Np=(n(0)n(1)n(j-)n(1)n(2)n(j)n(-1)n()n(+j-2)) Nf=(n()n(+1)n(+j-1)n(+1)n(+2)n(+j)n(2-1)n(2)n(2+j-2))

and subsequent formation of Mp and Mf, equation (51) is enhanced to


YpiXp+HiUp+HiNp+Mp


YfiXf+HiUf+HiNf+Mf (66)


Xf=AiXpiUpiNp

The solution for Yf then yields

Yf=(HfΓi(Δi-AiΓiHi)ΓiAiΓi)(UfUpYp)(67)+(HiIΓi(Δi-AiΓiHi)-ΓiAiΓi)(NfMfNpMp)(68)

and the SVD is performed on

βi=βr+(HiIΓi(Δi-AiΓitHi)-ΓiAiΓi)(NfMfNpMp)/Uf=βr+En(UpYp)

where


βi=22i matrix with rank that has to be estimated


βr=22i matrix with rank n (n=system order)


EN=22i Matrix with full rank (noise representation)

The notation

/Uf(UpYp)

stands for the orthogonal projection onto the row space of

(UfUpYp).

where only the part lying in the row space of

(UpYp)

is considered.
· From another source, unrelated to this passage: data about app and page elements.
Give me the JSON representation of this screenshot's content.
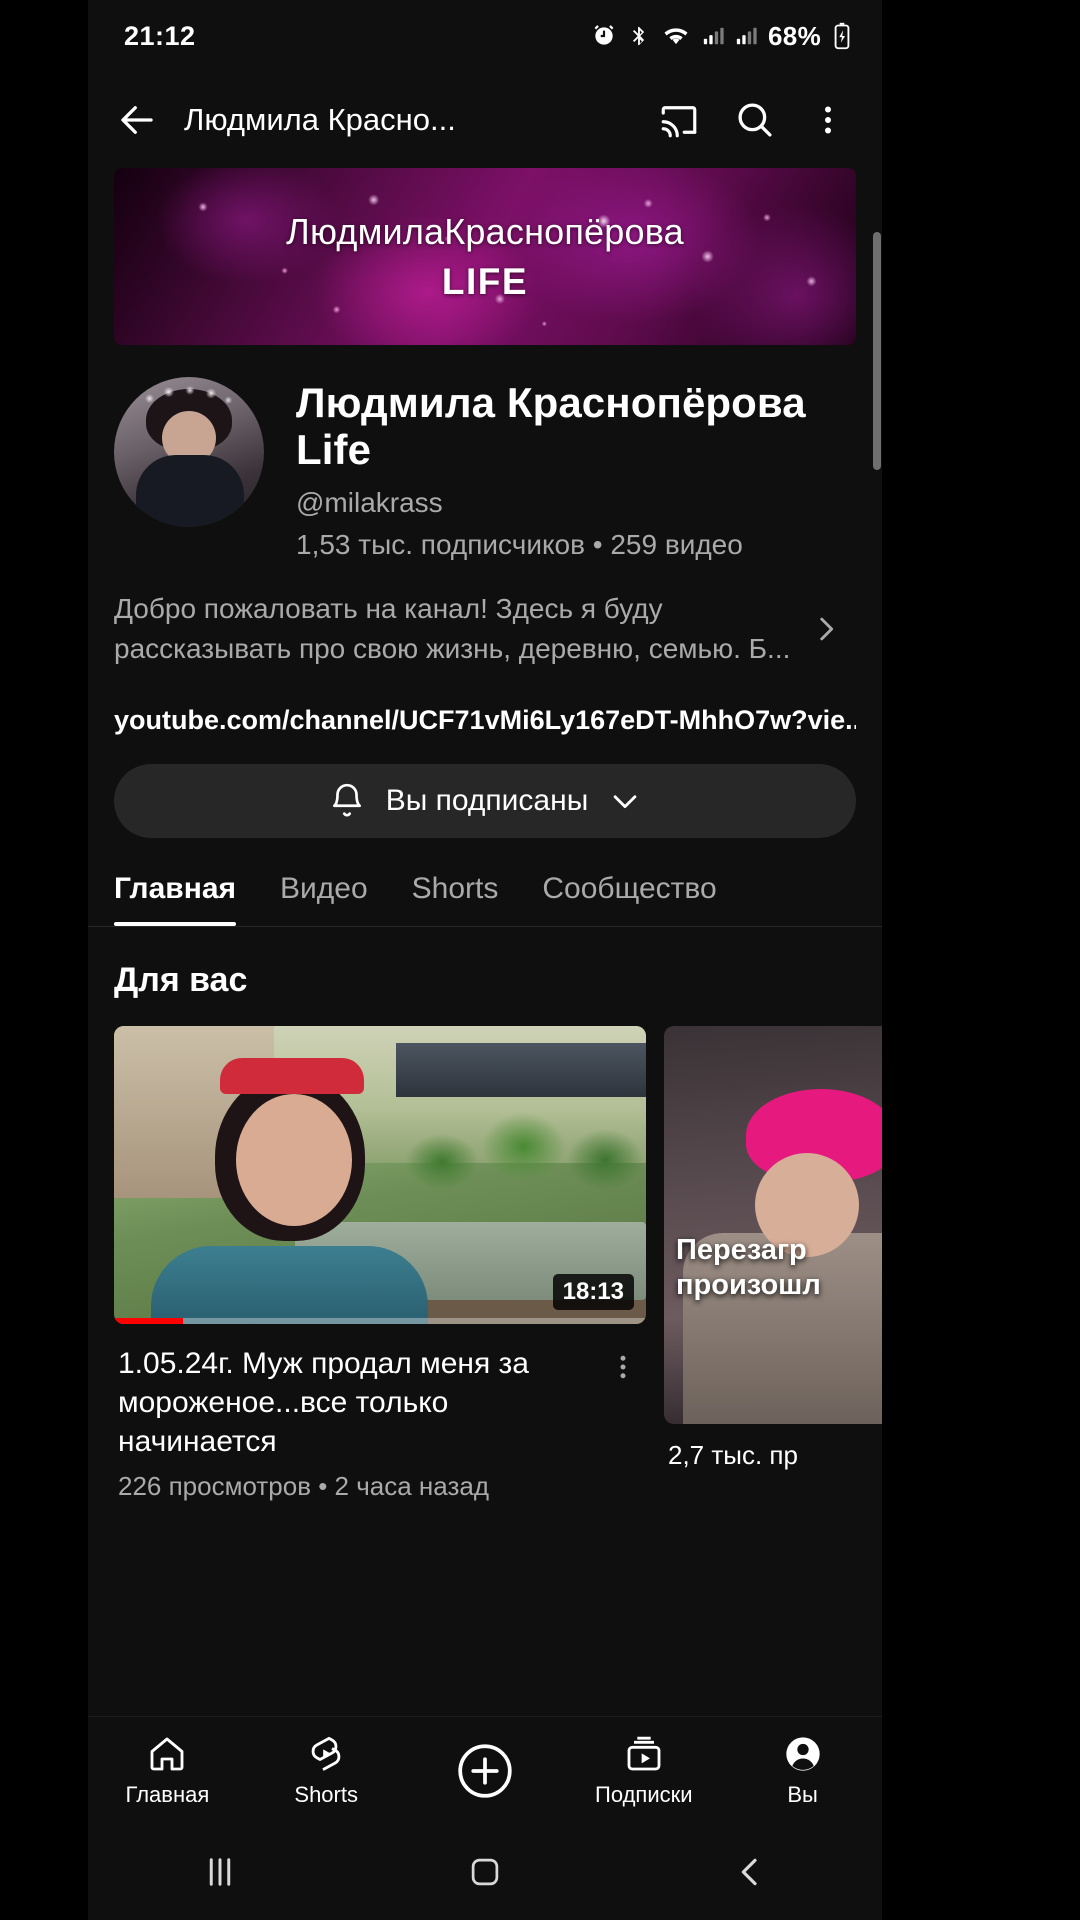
{
  "status_bar": {
    "time": "21:12",
    "battery": "68%",
    "icons": [
      "alarm-icon",
      "bluetooth-icon",
      "wifi-icon",
      "signal-icon-1",
      "signal-icon-2",
      "battery-icon"
    ]
  },
  "app_bar": {
    "back": "back-arrow-icon",
    "title": "Людмила Красно...",
    "cast": "cast-icon",
    "search": "search-icon",
    "more": "more-vertical-icon"
  },
  "banner": {
    "line1": "ЛюдмилаКраснопёрова",
    "line2": "LIFE"
  },
  "channel": {
    "name": "Людмила Краснопёрова Life",
    "handle": "@milakrass",
    "stats": "1,53 тыс. подписчиков • 259 видео",
    "description": "Добро пожаловать на  канал! Здесь я буду рассказывать про свою жизнь, деревню, семью. Б...",
    "url": "youtube.com/channel/UCF71vMi6Ly167eDT-MhhO7w?vie...",
    "subscribe_label": "Вы подписаны",
    "bell_icon": "bell-icon",
    "chevron_icon": "chevron-down-icon",
    "expand_icon": "chevron-right-icon"
  },
  "tabs": [
    {
      "label": "Главная",
      "active": true
    },
    {
      "label": "Видео",
      "active": false
    },
    {
      "label": "Shorts",
      "active": false
    },
    {
      "label": "Сообщество",
      "active": false
    }
  ],
  "shelf": {
    "title": "Для вас",
    "videos": [
      {
        "duration": "18:13",
        "title": "1.05.24г. Муж продал меня за мороженое...все только начинается",
        "subtitle": "226 просмотров • 2 часа назад",
        "menu_icon": "more-vertical-icon"
      },
      {
        "overlay_title": "Перезагр произошл",
        "caption": "2,7 тыс. пр"
      }
    ]
  },
  "bottom_nav": [
    {
      "label": "Главная",
      "icon": "home-icon"
    },
    {
      "label": "Shorts",
      "icon": "shorts-icon"
    },
    {
      "label": "",
      "icon": "create-plus-icon"
    },
    {
      "label": "Подписки",
      "icon": "subscriptions-icon"
    },
    {
      "label": "Вы",
      "icon": "account-icon"
    }
  ],
  "system_nav": {
    "recents": "recents-icon",
    "home": "home-square-icon",
    "back": "back-chevron-icon"
  },
  "colors": {
    "background": "#0f0f0f",
    "accent_red": "#ff0000",
    "text_primary": "#ffffff",
    "text_secondary": "#aaaaaa",
    "chip_bg": "#272727"
  }
}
In literature, this projection is referred to as ‘Oblique Projection’.

It is shown in [VOdM96] that En→0 for N→∞.

An infinite number of measurements is not achievable. However, if the Signal-to-Noise-Ratio (SNR) and the measurement number N is sufficiently high, the system impact on the Singular Values is larger than the noise influence (see [Lju99]) and En<<βr holds and therefore rank (βi)=rank (βr). Normally, the influence of En is not fully negligible and the Singular Values computation yields
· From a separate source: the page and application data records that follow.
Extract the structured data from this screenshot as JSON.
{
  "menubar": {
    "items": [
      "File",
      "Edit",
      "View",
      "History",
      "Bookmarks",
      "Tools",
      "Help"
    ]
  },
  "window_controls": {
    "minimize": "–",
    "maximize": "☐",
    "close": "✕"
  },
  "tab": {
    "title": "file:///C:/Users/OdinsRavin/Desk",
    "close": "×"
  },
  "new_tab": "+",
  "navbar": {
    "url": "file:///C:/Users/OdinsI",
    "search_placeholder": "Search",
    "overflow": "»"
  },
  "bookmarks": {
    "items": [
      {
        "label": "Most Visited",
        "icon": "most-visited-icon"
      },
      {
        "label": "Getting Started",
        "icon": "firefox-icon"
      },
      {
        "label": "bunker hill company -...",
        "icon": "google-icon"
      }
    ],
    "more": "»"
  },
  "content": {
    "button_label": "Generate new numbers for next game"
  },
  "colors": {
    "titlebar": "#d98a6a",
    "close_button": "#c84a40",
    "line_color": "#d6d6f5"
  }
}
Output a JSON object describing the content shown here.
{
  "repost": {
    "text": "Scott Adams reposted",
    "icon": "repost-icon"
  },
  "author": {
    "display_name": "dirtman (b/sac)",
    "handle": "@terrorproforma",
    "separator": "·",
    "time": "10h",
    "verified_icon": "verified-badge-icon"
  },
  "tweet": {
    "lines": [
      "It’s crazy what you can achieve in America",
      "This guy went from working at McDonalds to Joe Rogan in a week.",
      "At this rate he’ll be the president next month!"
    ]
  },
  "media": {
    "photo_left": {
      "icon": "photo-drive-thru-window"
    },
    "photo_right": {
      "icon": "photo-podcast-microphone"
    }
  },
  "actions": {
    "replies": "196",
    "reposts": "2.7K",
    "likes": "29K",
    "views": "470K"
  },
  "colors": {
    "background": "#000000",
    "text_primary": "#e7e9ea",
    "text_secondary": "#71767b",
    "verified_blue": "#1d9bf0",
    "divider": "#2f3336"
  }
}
σ1> . . . >σn>>σn+1, . . . , σ2i (69)

The singular values representing the system structure dominate, all successive singular values represent the noise influence and are considerably lower.

4 Results
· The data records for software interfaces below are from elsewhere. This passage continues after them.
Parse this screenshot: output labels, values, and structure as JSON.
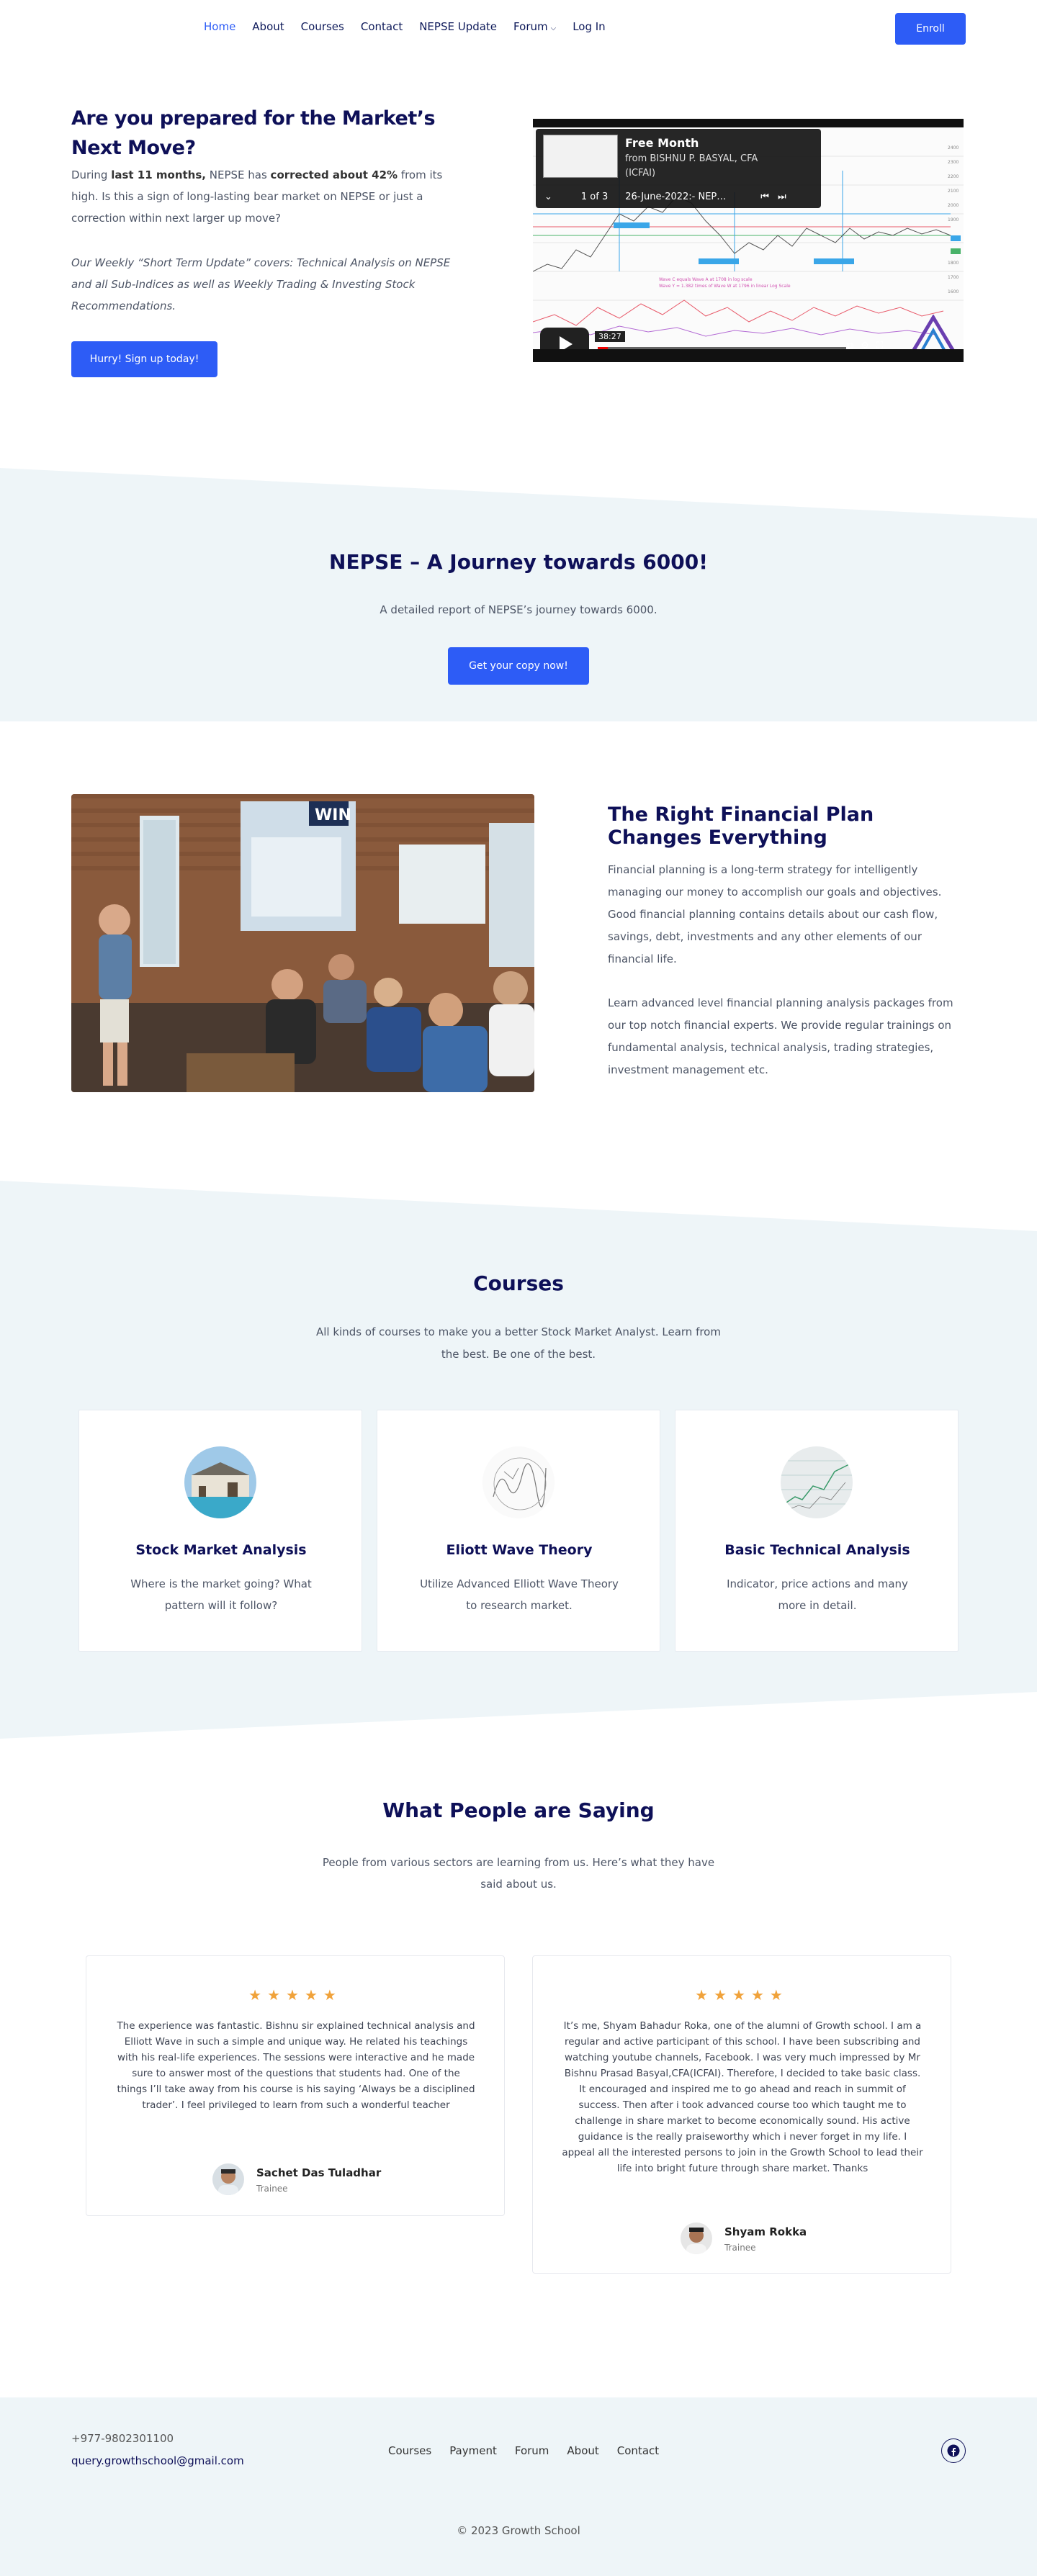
{
  "nav": {
    "items": [
      "Home",
      "About",
      "Courses",
      "Contact",
      "NEPSE Update",
      "Forum",
      "Log In"
    ],
    "enroll": "Enroll"
  },
  "hero": {
    "title": "Are you prepared for the Market’s Next Move?",
    "p1_pre": "During ",
    "p1_b1": "last 11 months,",
    "p1_mid": " NEPSE has ",
    "p1_b2": "corrected about 42%",
    "p1_post": " from its high. Is this a sign of long-lasting bear market on NEPSE or just a correction within next larger up move?",
    "p2": "Our Weekly “Short Term Update” covers: Technical Analysis on NEPSE and all Sub-Indices as well as Weekly Trading & Investing Stock Recommendations.",
    "button": "Hurry! Sign up today!"
  },
  "video": {
    "title": "Free Month",
    "from": "from BISHNU P. BASYAL, CFA (ICFAI)",
    "counter": "1 of 3",
    "episode": "26-June-2022:- NEP…",
    "time": "38:27",
    "progress": 0.04
  },
  "journey": {
    "title": "NEPSE – A Journey towards 6000!",
    "subtitle": "A detailed report of NEPSE’s journey towards 6000.",
    "button": "Get your copy now!"
  },
  "plan": {
    "title": "The Right Financial Plan Changes Everything",
    "p1": "Financial planning is a long-term strategy for intelligently managing our money to accomplish our goals and objectives. Good financial planning contains details about our cash flow, savings, debt, investments and any other elements of our financial life.",
    "p2": "Learn advanced level financial planning analysis packages from our top notch financial experts. We provide regular trainings on fundamental analysis, technical analysis, trading strategies, investment management etc.",
    "image_sign": "WIN"
  },
  "courses": {
    "title": "Courses",
    "subtitle": "All kinds of courses to make you a better Stock Market Analyst. Learn from the best. Be one of the best.",
    "items": [
      {
        "name": "Stock Market Analysis",
        "desc": "Where is the market going? What pattern will it follow?"
      },
      {
        "name": "Eliott Wave Theory",
        "desc": "Utilize Advanced Elliott Wave Theory to research market."
      },
      {
        "name": "Basic Technical Analysis",
        "desc": "Indicator, price actions and many more in detail."
      }
    ]
  },
  "testimonials": {
    "title": "What People are Saying",
    "subtitle": "People from various sectors are learning from us. Here’s what they have said about us.",
    "stars": "★★★★★",
    "items": [
      {
        "text": "The experience was fantastic. Bishnu sir explained technical analysis and Elliott Wave in such a simple and unique way. He related his teachings with his real-life experiences. The sessions were interactive and he made sure to answer most of the questions that students had. One of the things I’ll take away from his course is his saying ‘Always be a disciplined trader’. I feel privileged to learn from such a wonderful teacher",
        "name": "Sachet Das Tuladhar",
        "role": "Trainee"
      },
      {
        "text": "It’s me, Shyam Bahadur Roka, one of the alumni of Growth school. I am a regular and active participant of this school. I have been subscribing and watching youtube channels, Facebook. I was very much impressed by Mr Bishnu Prasad Basyal,CFA(ICFAI). Therefore, I decided to take basic class. It encouraged and inspired me to go ahead and reach in summit of success. Then after i took advanced course too which taught me to challenge in share market to become economically sound. His active guidance is the really praiseworthy which i never forget in my life. I appeal all the interested persons to join in the Growth School to lead their life into bright future through share market. Thanks",
        "name": "Shyam Rokka",
        "role": "Trainee"
      }
    ]
  },
  "footer": {
    "phone": "+977-9802301100",
    "email": "query.growthschool@gmail.com",
    "links": [
      "Courses",
      "Payment",
      "Forum",
      "About",
      "Contact"
    ],
    "copyright": "© 2023 Growth School"
  }
}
As test rig, a industrial production machine for rotors with mass mr≈25 kg is used. It is equipped with 2 standard plunger coil sensors. The fundamentation can be adjusted by common clamps. The machine is driven in sub-critical rotary speed. The environment consists of normal industrial surrounding, e.g. other machines, noise etc.

Three different runs are analyzed:

    • Un-faulty standard run
    • Run with sliding friction in sensor connection
    • Run with sliding friction in ground connection

The features described in the preceding section are computed for the 3 described states. All tests are done on the same machine with equal bearings and rotor. For each run, a timespan of 5 seconds is examined. The singular values are computed according to the preceding chapter. FIG. (4) gives an overview over the different features. The values are given in logarithmic scale, the standard deviation over all regarded runs is indicated.

The first two Singular Values, which represent the linear behavior, remain nearly equal. The third and fourth singular value refer to model inaccuracies and noise. In case of nonlinear behavior, their values are considerably higher than in the purely linear, un-faulty case. Principally, these values can be used as a feature for the appearance of nonlinear faults in linear systems.

The invention described above presents a subspace-based method to detect the occurrence of nonlinear fault states in linear systems. A rotor system was used as example. The fault-free state as well as two different fault cases have been modeled and tested on an industrial rotor balancing machine. It has been shown that the computed singular values are highly sensible to nonlinear fault states and are well-suited as features for the occurrence of the considered friction faults.

Symbols and Abbreviations
SymbolUnitDescription
Fu[N]imbalance-caused force
Mu[Nm]imbalance-caused torque
{dot over (x)}1[m/sec]movement speed of left rotor support
{dot over (x)}2[m/sec]movement speed of right rotor support
{dot over (s)}1, {dot over (s)}2[m/sec]measurements by speed sensors
c1, c2[N/m]spring constants
d1, d2[N/m]damper constants
mr[kg]rotor mass
Θr[kgm2]rotor moment of inertia
l1, l2[m]distance to the center of gravity
Au1, Au2[l]imbalance amplitude
φu1, φu2[l]imbalance amplitude
ωr[rad/sec]rotation speed
φr[rad]rotor roll angle
n(k), m(k)white noise sequences

FIG. 1: Rotary system model for normal condition. The rotor (mass mr) movement in horizontal plane can be modeled with linear spring-damper systems (left drawing, birdview). The sensor plunger coils (masses ms1,ms2) are connected directly to the bearings. As example, the connection of plunger coil 1 is given in the right drawing (side view).

FIG. 2: Fault state of sliding friction in sensor connection

FIG. 3: Fault state of sliding friction between bearing support socket and ground.

FIG. 4: Singular values for normal and faulty states